Objective To investigate the performance of various deep learning (DL) architectures for MyoMapNet, a DL model for T1 estimation using accelerated cardiac T1 mapping from four T1-weighted images collected after a single inversion pulse (Look-Locker, LL4). Methods We implemented and tested three DL architectures for MyoMapNet: (a) a fully connected neural network (FC), (b) convolutional neural networks (VGG19, ResNet50), and (c) encoder-decoder networks with skip connections (ResUNet, U-Net). Modified Look-Locker Inversion Recovery (MOLLI) images from 749 patients at 3T were used for training, validation, and testing. The first four T1-weighted images from MOLLI5(3)3 and/or MOLLI4(1)3(1)2 protocols were extracted to create accelerated cardiac T1 mapping data. We also prospectively collected data from 28 subjects using MOLLI and LL4 to further evaluate model performance. Results Despite rigorous training, conventional VGG19 and ResNet50 models failed to produce anatomically correct T1 maps, and T1 values had significant errors. While ResUNet yielded good quality maps, it significantly under-estimated T1. Both FC and U-Net, however, yielded excellent image quality with good T1 accuracy for both native (FC/U-Net/MOLLI= 1217 ± 64/ 1208 ± 61/1199 ± 61 ms, all P<0.05) and post-contrast myocardial T1 (FC/U-Net/MOLLI= 578 ± 57/ 567 ± 54/574 ± 55 ms, all P<0.05). In terms of precision, the U-Net model yielded better T1 precision compared to the FC architecture (standard deviation of 61 ms vs. 67 ms for the myocardium for native (P<0.05), and 31 ms vs. 38 ms (P<0.05), for post-contrast). Similar findings were observed in prospectively collected LL4 data. Conclusion U-Net and FC DL models in MyoMapNet enable fast myocardial T1 mapping using only four T1-weighted images collected from a single Lock-Locker sequence with comparable accuracy. U-Net also provides slight improvement in precision.

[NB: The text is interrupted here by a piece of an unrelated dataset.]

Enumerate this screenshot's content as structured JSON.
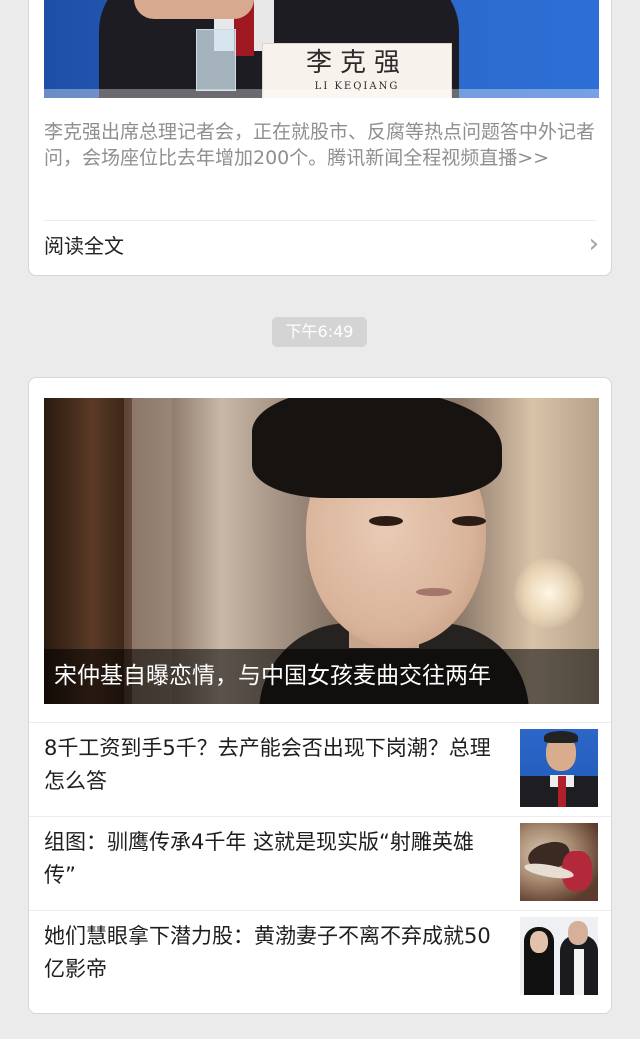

Purpose: To develop and evaluate a free breathing non-electrocardiograph (ECG) myocardial T1* mapping sequence using radial imaging to quantify the changes in myocardial T1* between rest and exercise (T1*reactivity) in exercise cardiac MRI (Ex-CMR). Methods: A free-running T1* sequence was developed using a saturation pulse followed by three Look-Locker inversion-recovery experiments. Each Look-Locker continuously acquired data as radial trajectory using a low flip-angle spoiled gradient-echo readout. Self-navigation was performed with a temporal resolution of∼100 ms for retrospectively extracting respiratory motion. The mid-diastole phase for every cardiac cycle was retrospectively detected on the recorded electrocardiogram signal using an empirical model. Multiple measurements were performed to obtain mean value to reduce effects from the free-breathing acquisition. Finally, data acquired at both mid-diastole and end-expiration are picked and reconstructed by a low-rank plus sparsity constraint algorithm. The performance of this sequence was evaluated by simulations, phantoms, and in vivo studies at rest and after physiological exercise. Results: Numerical simulation demonstrated that changes in T1* are related to the changes in T1; however, other factors such as breathing motion could influence T1* measurements. Phantom T1* values measured using free-running T1* mapping sequence had good correlation with spin-echo T1 values and was insensitive to heart rate. In the Ex-CMR study, the measured T1* reactivity was 10% immediately after exercise and declined over time.
Conclusion: The free-running T1* mapping sequence allows free-breathing non-ECG quantification of changes in myocardial T1* with physiological exercise. Although, absolute myocardial T1* value is sensitive to various confounders